• **What is expected**: An exact, complete printout of the listing is wanted, minus its images.

================================

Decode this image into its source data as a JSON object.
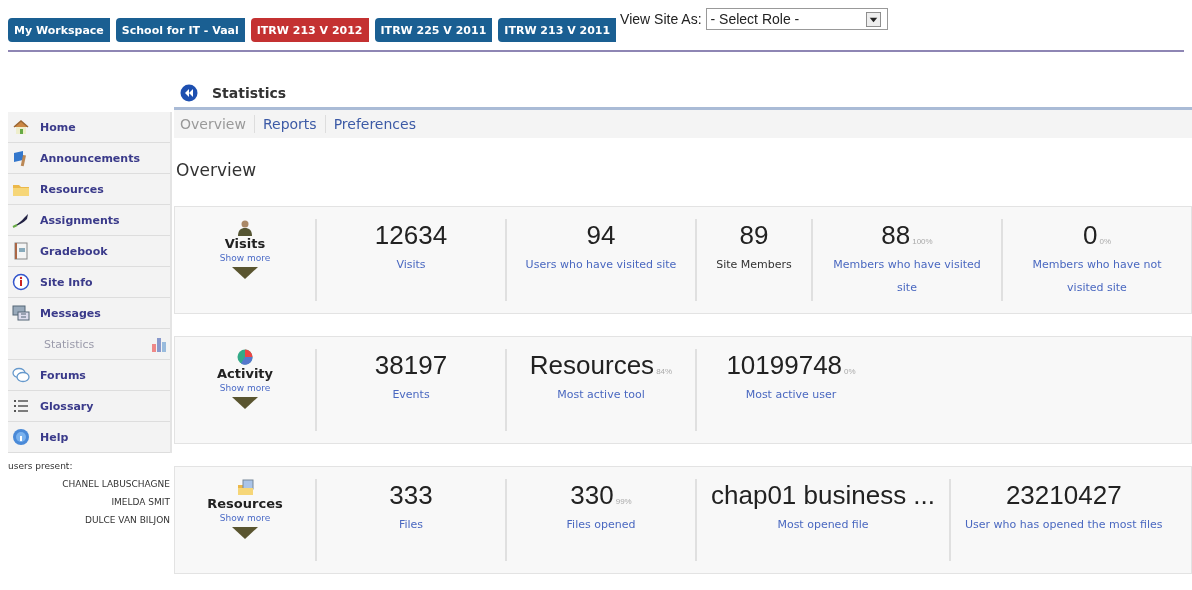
{
  "site_tabs": [
    {
      "label": "My Workspace",
      "selected": false
    },
    {
      "label": "School for IT - Vaal",
      "selected": false
    },
    {
      "label": "ITRW 213 V 2012",
      "selected": true
    },
    {
      "label": "ITRW 225 V 2011",
      "selected": false
    },
    {
      "label": "ITRW 213 V 2011",
      "selected": false
    }
  ],
  "view_site_as": {
    "label": "View Site As:",
    "value": "- Select Role -"
  },
  "sidebar": {
    "items": [
      {
        "label": "Home",
        "selected": false
      },
      {
        "label": "Announcements",
        "selected": false
      },
      {
        "label": "Resources",
        "selected": false
      },
      {
        "label": "Assignments",
        "selected": false
      },
      {
        "label": "Gradebook",
        "selected": false
      },
      {
        "label": "Site Info",
        "selected": false
      },
      {
        "label": "Messages",
        "selected": false
      },
      {
        "label": "Statistics",
        "selected": true
      },
      {
        "label": "Forums",
        "selected": false
      },
      {
        "label": "Glossary",
        "selected": false
      },
      {
        "label": "Help",
        "selected": false
      }
    ],
    "users_present": {
      "title": "users present:",
      "names": [
        "CHANEL LABUSCHAGNE",
        "IMELDA SMIT",
        "DULCE VAN BILJON"
      ]
    }
  },
  "tool": {
    "title": "Statistics",
    "subnav": [
      {
        "label": "Overview",
        "selected": true
      },
      {
        "label": "Reports",
        "selected": false
      },
      {
        "label": "Preferences",
        "selected": false
      }
    ],
    "heading": "Overview",
    "sections": [
      {
        "title": "Visits",
        "show_more": "Show more",
        "stats": [
          {
            "value": "12634",
            "label": "Visits",
            "kind": "link"
          },
          {
            "value": "94",
            "label": "Users who have visited site",
            "kind": "link"
          },
          {
            "value": "89",
            "label": "Site Members",
            "kind": "plain"
          },
          {
            "value": "88",
            "percent": "100%",
            "label": "Members who have visited site",
            "kind": "link"
          },
          {
            "value": "0",
            "percent": "0%",
            "label": "Members who have not visited site",
            "kind": "link"
          }
        ]
      },
      {
        "title": "Activity",
        "show_more": "Show more",
        "stats": [
          {
            "value": "38197",
            "label": "Events",
            "kind": "link"
          },
          {
            "value": "Resources",
            "percent": "84%",
            "label": "Most active tool",
            "kind": "link"
          },
          {
            "value": "10199748",
            "percent": "0%",
            "label": "Most active user",
            "kind": "link"
          }
        ]
      },
      {
        "title": "Resources",
        "show_more": "Show more",
        "stats": [
          {
            "value": "333",
            "label": "Files",
            "kind": "link"
          },
          {
            "value": "330",
            "percent": "99%",
            "label": "Files opened",
            "kind": "link"
          },
          {
            "value": "chap01 business ...",
            "label": "Most opened file",
            "kind": "link"
          },
          {
            "value": "23210427",
            "label": "User who has opened the most files",
            "kind": "link"
          }
        ]
      }
    ]
  }
}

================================

• **Response to this task**:
Decode this image into its source data as a JSON object.
{
  "site_tabs": [
    {
      "label": "My Workspace",
      "selected": false
    },
    {
      "label": "School for IT - Vaal",
      "selected": false
    },
    {
      "label": "ITRW 213 V 2012",
      "selected": true
    },
    {
      "label": "ITRW 225 V 2011",
      "selected": false
    },
    {
      "label": "ITRW 213 V 2011",
      "selected": false
    }
  ],
  "view_site_as": {
    "label": "View Site As:",
    "value": "- Select Role -"
  },
  "sidebar": {
    "items": [
      {
        "label": "Home",
        "selected": false
      },
      {
        "label": "Announcements",
        "selected": false
      },
      {
        "label": "Resources",
        "selected": false
      },
      {
        "label": "Assignments",
        "selected": false
      },
      {
        "label": "Gradebook",
        "selected": false
      },
      {
        "label": "Site Info",
        "selected": false
      },
      {
        "label": "Messages",
        "selected": false
      },
      {
        "label": "Statistics",
        "selected": true
      },
      {
        "label": "Forums",
        "selected": false
      },
      {
        "label": "Glossary",
        "selected": false
      },
      {
        "label": "Help",
        "selected": false
      }
    ],
    "users_present": {
      "title": "users present:",
      "names": [
        "CHANEL LABUSCHAGNE",
        "IMELDA SMIT",
        "DULCE VAN BILJON"
      ]
    }
  },
  "tool": {
    "title": "Statistics",
    "subnav": [
      {
        "label": "Overview",
        "selected": true
      },
      {
        "label": "Reports",
        "selected": false
      },
      {
        "label": "Preferences",
        "selected": false
      }
    ],
    "heading": "Overview",
    "sections": [
      {
        "title": "Visits",
        "show_more": "Show more",
        "stats": [
          {
            "value": "12634",
            "label": "Visits",
            "kind": "link"
          },
          {
            "value": "94",
            "label": "Users who have visited site",
            "kind": "link"
          },
          {
            "value": "89",
            "label": "Site Members",
            "kind": "plain"
          },
          {
            "value": "88",
            "percent": "100%",
            "label": "Members who have visited site",
            "kind": "link"
          },
          {
            "value": "0",
            "percent": "0%",
            "label": "Members who have not visited site",
            "kind": "link"
          }
        ]
      },
      {
        "title": "Activity",
        "show_more": "Show more",
        "stats": [
          {
            "value": "38197",
            "label": "Events",
            "kind": "link"
          },
          {
            "value": "Resources",
            "percent": "84%",
            "label": "Most active tool",
            "kind": "link"
          },
          {
            "value": "10199748",
            "percent": "0%",
            "label": "Most active user",
            "kind": "link"
          }
        ]
      },
      {
        "title": "Resources",
        "show_more": "Show more",
        "stats": [
          {
            "value": "333",
            "label": "Files",
            "kind": "link"
          },
          {
            "value": "330",
            "percent": "99%",
            "label": "Files opened",
            "kind": "link"
          },
          {
            "value": "chap01 business ...",
            "label": "Most opened file",
            "kind": "link"
          },
          {
            "value": "23210427",
            "label": "User who has opened the most files",
            "kind": "link"
          }
        ]
      }
    ]
  }
}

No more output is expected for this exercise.